Work instruction: Exactly as written, please repeat the data that follows, but not the pictures.

Task inputs:
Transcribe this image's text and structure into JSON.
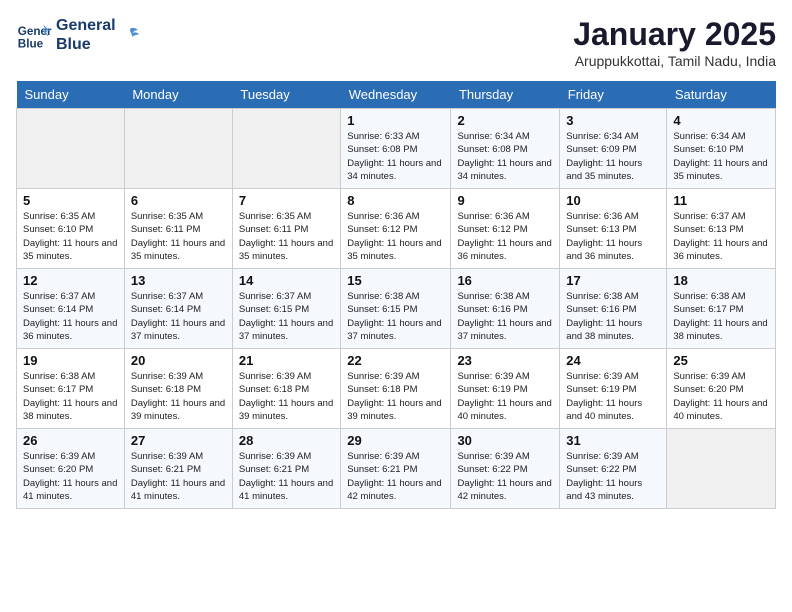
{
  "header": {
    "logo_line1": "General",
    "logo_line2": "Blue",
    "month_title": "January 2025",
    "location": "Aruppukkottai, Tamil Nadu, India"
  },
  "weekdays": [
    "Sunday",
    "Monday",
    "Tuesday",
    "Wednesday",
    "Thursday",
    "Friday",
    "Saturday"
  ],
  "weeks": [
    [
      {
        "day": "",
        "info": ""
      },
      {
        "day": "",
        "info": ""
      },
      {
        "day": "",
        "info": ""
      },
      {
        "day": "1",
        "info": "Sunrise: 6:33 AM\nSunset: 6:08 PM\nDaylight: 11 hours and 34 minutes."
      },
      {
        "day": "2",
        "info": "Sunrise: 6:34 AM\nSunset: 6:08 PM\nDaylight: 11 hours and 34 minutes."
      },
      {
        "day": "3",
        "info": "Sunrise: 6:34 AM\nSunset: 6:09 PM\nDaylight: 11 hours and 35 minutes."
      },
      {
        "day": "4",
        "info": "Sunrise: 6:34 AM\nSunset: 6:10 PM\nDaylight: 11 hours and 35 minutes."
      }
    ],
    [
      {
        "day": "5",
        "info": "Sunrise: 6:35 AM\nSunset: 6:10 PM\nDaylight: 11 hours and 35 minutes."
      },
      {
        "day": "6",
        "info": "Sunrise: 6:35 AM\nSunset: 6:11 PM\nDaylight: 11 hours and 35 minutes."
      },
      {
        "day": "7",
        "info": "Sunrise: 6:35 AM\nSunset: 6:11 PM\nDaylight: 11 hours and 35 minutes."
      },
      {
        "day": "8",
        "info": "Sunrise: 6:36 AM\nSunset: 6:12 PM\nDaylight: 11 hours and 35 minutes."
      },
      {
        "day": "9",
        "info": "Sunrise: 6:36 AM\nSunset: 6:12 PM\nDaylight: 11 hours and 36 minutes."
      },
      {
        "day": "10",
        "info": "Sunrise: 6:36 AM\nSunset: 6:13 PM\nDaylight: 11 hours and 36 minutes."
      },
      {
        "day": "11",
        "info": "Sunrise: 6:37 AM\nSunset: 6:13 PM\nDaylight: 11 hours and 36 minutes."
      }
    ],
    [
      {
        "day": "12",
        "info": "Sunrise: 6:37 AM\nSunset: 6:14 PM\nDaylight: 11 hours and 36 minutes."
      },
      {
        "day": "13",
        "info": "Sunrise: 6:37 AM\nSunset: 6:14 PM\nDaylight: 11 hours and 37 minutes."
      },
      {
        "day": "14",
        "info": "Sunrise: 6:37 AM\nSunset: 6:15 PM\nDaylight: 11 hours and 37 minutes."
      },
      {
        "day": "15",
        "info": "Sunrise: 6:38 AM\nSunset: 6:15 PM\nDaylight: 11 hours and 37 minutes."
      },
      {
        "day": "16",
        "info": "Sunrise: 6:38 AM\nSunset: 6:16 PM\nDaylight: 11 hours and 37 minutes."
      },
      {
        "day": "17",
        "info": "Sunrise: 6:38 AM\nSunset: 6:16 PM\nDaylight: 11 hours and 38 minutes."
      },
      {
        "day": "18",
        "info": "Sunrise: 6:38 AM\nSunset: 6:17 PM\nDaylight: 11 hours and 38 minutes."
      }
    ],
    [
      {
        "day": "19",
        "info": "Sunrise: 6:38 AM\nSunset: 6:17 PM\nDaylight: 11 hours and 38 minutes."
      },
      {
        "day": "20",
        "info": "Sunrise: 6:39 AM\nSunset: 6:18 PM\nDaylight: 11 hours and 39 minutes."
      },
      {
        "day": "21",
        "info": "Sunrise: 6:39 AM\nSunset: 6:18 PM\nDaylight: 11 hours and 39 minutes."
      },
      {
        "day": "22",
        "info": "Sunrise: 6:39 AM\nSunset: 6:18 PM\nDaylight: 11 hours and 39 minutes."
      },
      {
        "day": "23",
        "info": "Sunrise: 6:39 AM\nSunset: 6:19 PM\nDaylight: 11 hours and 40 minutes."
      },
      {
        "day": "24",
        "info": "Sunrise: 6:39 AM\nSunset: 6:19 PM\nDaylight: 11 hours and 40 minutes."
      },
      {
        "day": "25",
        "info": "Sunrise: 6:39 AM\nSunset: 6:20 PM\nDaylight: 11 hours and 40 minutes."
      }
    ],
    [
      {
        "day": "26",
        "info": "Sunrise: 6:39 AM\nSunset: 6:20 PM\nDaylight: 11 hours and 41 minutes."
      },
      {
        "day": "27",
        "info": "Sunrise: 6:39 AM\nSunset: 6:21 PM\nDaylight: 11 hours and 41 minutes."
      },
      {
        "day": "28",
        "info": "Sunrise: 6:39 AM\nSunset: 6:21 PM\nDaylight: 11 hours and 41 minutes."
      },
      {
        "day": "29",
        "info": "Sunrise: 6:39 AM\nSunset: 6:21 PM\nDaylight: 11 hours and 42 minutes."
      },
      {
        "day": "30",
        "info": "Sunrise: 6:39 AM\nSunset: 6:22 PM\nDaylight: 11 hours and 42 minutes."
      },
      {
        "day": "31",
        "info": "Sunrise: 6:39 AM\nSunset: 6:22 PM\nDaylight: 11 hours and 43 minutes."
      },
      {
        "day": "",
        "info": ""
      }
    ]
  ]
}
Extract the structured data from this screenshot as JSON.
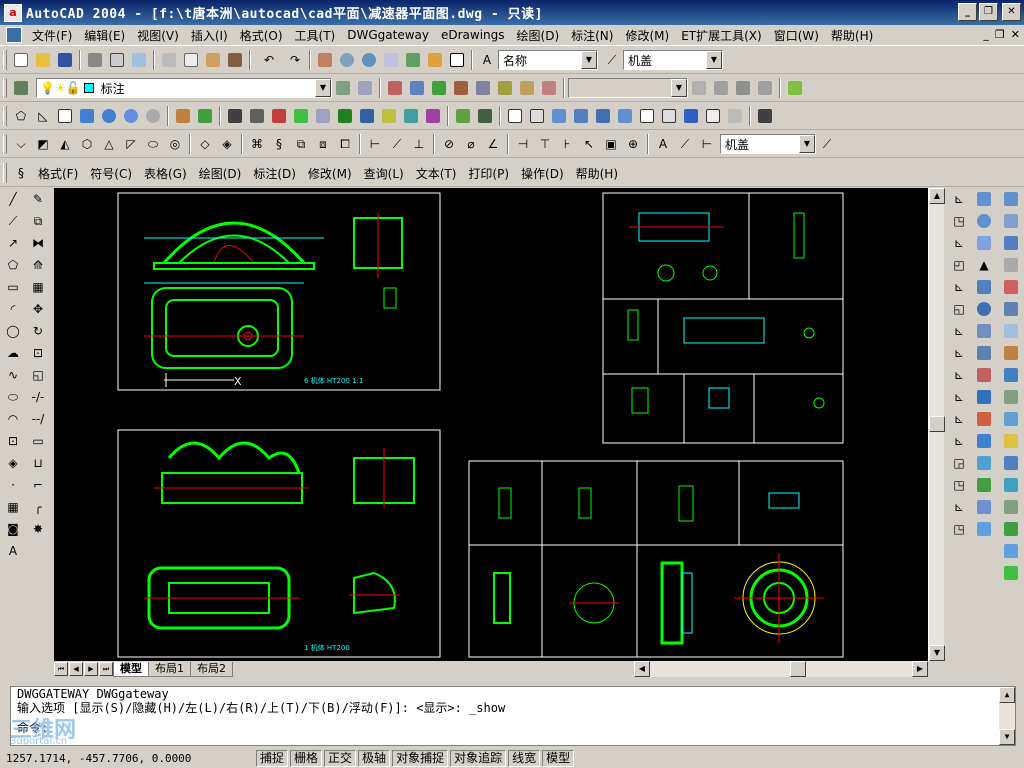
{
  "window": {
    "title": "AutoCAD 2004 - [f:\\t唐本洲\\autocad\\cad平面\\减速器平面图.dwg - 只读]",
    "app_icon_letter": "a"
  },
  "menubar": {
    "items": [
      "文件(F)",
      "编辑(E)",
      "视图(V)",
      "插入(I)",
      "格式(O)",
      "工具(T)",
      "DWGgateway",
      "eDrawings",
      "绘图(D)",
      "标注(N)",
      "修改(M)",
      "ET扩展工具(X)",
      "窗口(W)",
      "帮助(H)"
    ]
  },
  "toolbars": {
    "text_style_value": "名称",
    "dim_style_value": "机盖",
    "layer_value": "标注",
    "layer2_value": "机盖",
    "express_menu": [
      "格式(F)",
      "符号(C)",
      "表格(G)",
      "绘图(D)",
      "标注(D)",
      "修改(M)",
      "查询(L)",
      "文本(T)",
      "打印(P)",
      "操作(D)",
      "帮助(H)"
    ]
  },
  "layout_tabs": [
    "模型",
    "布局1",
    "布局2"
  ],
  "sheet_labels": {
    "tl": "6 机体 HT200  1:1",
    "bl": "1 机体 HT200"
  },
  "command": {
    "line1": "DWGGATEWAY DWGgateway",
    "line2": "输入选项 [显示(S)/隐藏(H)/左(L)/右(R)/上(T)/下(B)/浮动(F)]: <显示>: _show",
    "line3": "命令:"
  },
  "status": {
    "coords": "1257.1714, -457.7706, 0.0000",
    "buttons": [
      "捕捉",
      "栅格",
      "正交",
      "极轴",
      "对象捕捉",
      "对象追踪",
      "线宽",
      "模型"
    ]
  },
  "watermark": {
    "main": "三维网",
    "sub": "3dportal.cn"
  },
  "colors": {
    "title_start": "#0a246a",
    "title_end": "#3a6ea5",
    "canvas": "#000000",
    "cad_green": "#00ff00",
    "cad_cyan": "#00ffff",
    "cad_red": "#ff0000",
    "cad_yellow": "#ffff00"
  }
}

Solution:
Transcribe this image's text and structure into JSON.
{
  "header": {
    "logo_line1": "General",
    "logo_line2": "Blue",
    "month_title": "January 2025",
    "location": "Aruppukkottai, Tamil Nadu, India"
  },
  "weekdays": [
    "Sunday",
    "Monday",
    "Tuesday",
    "Wednesday",
    "Thursday",
    "Friday",
    "Saturday"
  ],
  "weeks": [
    [
      {
        "day": "",
        "info": ""
      },
      {
        "day": "",
        "info": ""
      },
      {
        "day": "",
        "info": ""
      },
      {
        "day": "1",
        "info": "Sunrise: 6:33 AM\nSunset: 6:08 PM\nDaylight: 11 hours and 34 minutes."
      },
      {
        "day": "2",
        "info": "Sunrise: 6:34 AM\nSunset: 6:08 PM\nDaylight: 11 hours and 34 minutes."
      },
      {
        "day": "3",
        "info": "Sunrise: 6:34 AM\nSunset: 6:09 PM\nDaylight: 11 hours and 35 minutes."
      },
      {
        "day": "4",
        "info": "Sunrise: 6:34 AM\nSunset: 6:10 PM\nDaylight: 11 hours and 35 minutes."
      }
    ],
    [
      {
        "day": "5",
        "info": "Sunrise: 6:35 AM\nSunset: 6:10 PM\nDaylight: 11 hours and 35 minutes."
      },
      {
        "day": "6",
        "info": "Sunrise: 6:35 AM\nSunset: 6:11 PM\nDaylight: 11 hours and 35 minutes."
      },
      {
        "day": "7",
        "info": "Sunrise: 6:35 AM\nSunset: 6:11 PM\nDaylight: 11 hours and 35 minutes."
      },
      {
        "day": "8",
        "info": "Sunrise: 6:36 AM\nSunset: 6:12 PM\nDaylight: 11 hours and 35 minutes."
      },
      {
        "day": "9",
        "info": "Sunrise: 6:36 AM\nSunset: 6:12 PM\nDaylight: 11 hours and 36 minutes."
      },
      {
        "day": "10",
        "info": "Sunrise: 6:36 AM\nSunset: 6:13 PM\nDaylight: 11 hours and 36 minutes."
      },
      {
        "day": "11",
        "info": "Sunrise: 6:37 AM\nSunset: 6:13 PM\nDaylight: 11 hours and 36 minutes."
      }
    ],
    [
      {
        "day": "12",
        "info": "Sunrise: 6:37 AM\nSunset: 6:14 PM\nDaylight: 11 hours and 36 minutes."
      },
      {
        "day": "13",
        "info": "Sunrise: 6:37 AM\nSunset: 6:14 PM\nDaylight: 11 hours and 37 minutes."
      },
      {
        "day": "14",
        "info": "Sunrise: 6:37 AM\nSunset: 6:15 PM\nDaylight: 11 hours and 37 minutes."
      },
      {
        "day": "15",
        "info": "Sunrise: 6:38 AM\nSunset: 6:15 PM\nDaylight: 11 hours and 37 minutes."
      },
      {
        "day": "16",
        "info": "Sunrise: 6:38 AM\nSunset: 6:16 PM\nDaylight: 11 hours and 37 minutes."
      },
      {
        "day": "17",
        "info": "Sunrise: 6:38 AM\nSunset: 6:16 PM\nDaylight: 11 hours and 38 minutes."
      },
      {
        "day": "18",
        "info": "Sunrise: 6:38 AM\nSunset: 6:17 PM\nDaylight: 11 hours and 38 minutes."
      }
    ],
    [
      {
        "day": "19",
        "info": "Sunrise: 6:38 AM\nSunset: 6:17 PM\nDaylight: 11 hours and 38 minutes."
      },
      {
        "day": "20",
        "info": "Sunrise: 6:39 AM\nSunset: 6:18 PM\nDaylight: 11 hours and 39 minutes."
      },
      {
        "day": "21",
        "info": "Sunrise: 6:39 AM\nSunset: 6:18 PM\nDaylight: 11 hours and 39 minutes."
      },
      {
        "day": "22",
        "info": "Sunrise: 6:39 AM\nSunset: 6:18 PM\nDaylight: 11 hours and 39 minutes."
      },
      {
        "day": "23",
        "info": "Sunrise: 6:39 AM\nSunset: 6:19 PM\nDaylight: 11 hours and 40 minutes."
      },
      {
        "day": "24",
        "info": "Sunrise: 6:39 AM\nSunset: 6:19 PM\nDaylight: 11 hours and 40 minutes."
      },
      {
        "day": "25",
        "info": "Sunrise: 6:39 AM\nSunset: 6:20 PM\nDaylight: 11 hours and 40 minutes."
      }
    ],
    [
      {
        "day": "26",
        "info": "Sunrise: 6:39 AM\nSunset: 6:20 PM\nDaylight: 11 hours and 41 minutes."
      },
      {
        "day": "27",
        "info": "Sunrise: 6:39 AM\nSunset: 6:21 PM\nDaylight: 11 hours and 41 minutes."
      },
      {
        "day": "28",
        "info": "Sunrise: 6:39 AM\nSunset: 6:21 PM\nDaylight: 11 hours and 41 minutes."
      },
      {
        "day": "29",
        "info": "Sunrise: 6:39 AM\nSunset: 6:21 PM\nDaylight: 11 hours and 42 minutes."
      },
      {
        "day": "30",
        "info": "Sunrise: 6:39 AM\nSunset: 6:22 PM\nDaylight: 11 hours and 42 minutes."
      },
      {
        "day": "31",
        "info": "Sunrise: 6:39 AM\nSunset: 6:22 PM\nDaylight: 11 hours and 43 minutes."
      },
      {
        "day": "",
        "info": ""
      }
    ]
  ]
}
Extract the structured data from this screenshot as JSON.
{
  "window": {
    "title": "AutoCAD 2004 - [f:\\t唐本洲\\autocad\\cad平面\\减速器平面图.dwg - 只读]",
    "app_icon_letter": "a"
  },
  "menubar": {
    "items": [
      "文件(F)",
      "编辑(E)",
      "视图(V)",
      "插入(I)",
      "格式(O)",
      "工具(T)",
      "DWGgateway",
      "eDrawings",
      "绘图(D)",
      "标注(N)",
      "修改(M)",
      "ET扩展工具(X)",
      "窗口(W)",
      "帮助(H)"
    ]
  },
  "toolbars": {
    "text_style_value": "名称",
    "dim_style_value": "机盖",
    "layer_value": "标注",
    "layer2_value": "机盖",
    "express_menu": [
      "格式(F)",
      "符号(C)",
      "表格(G)",
      "绘图(D)",
      "标注(D)",
      "修改(M)",
      "查询(L)",
      "文本(T)",
      "打印(P)",
      "操作(D)",
      "帮助(H)"
    ]
  },
  "layout_tabs": [
    "模型",
    "布局1",
    "布局2"
  ],
  "sheet_labels": {
    "tl": "6 机体 HT200  1:1",
    "bl": "1 机体 HT200"
  },
  "command": {
    "line1": "DWGGATEWAY DWGgateway",
    "line2": "输入选项 [显示(S)/隐藏(H)/左(L)/右(R)/上(T)/下(B)/浮动(F)]: <显示>: _show",
    "line3": "命令:"
  },
  "status": {
    "coords": "1257.1714, -457.7706, 0.0000",
    "buttons": [
      "捕捉",
      "栅格",
      "正交",
      "极轴",
      "对象捕捉",
      "对象追踪",
      "线宽",
      "模型"
    ]
  },
  "watermark": {
    "main": "三维网",
    "sub": "3dportal.cn"
  },
  "colors": {
    "title_start": "#0a246a",
    "title_end": "#3a6ea5",
    "canvas": "#000000",
    "cad_green": "#00ff00",
    "cad_cyan": "#00ffff",
    "cad_red": "#ff0000",
    "cad_yellow": "#ffff00"
  }
}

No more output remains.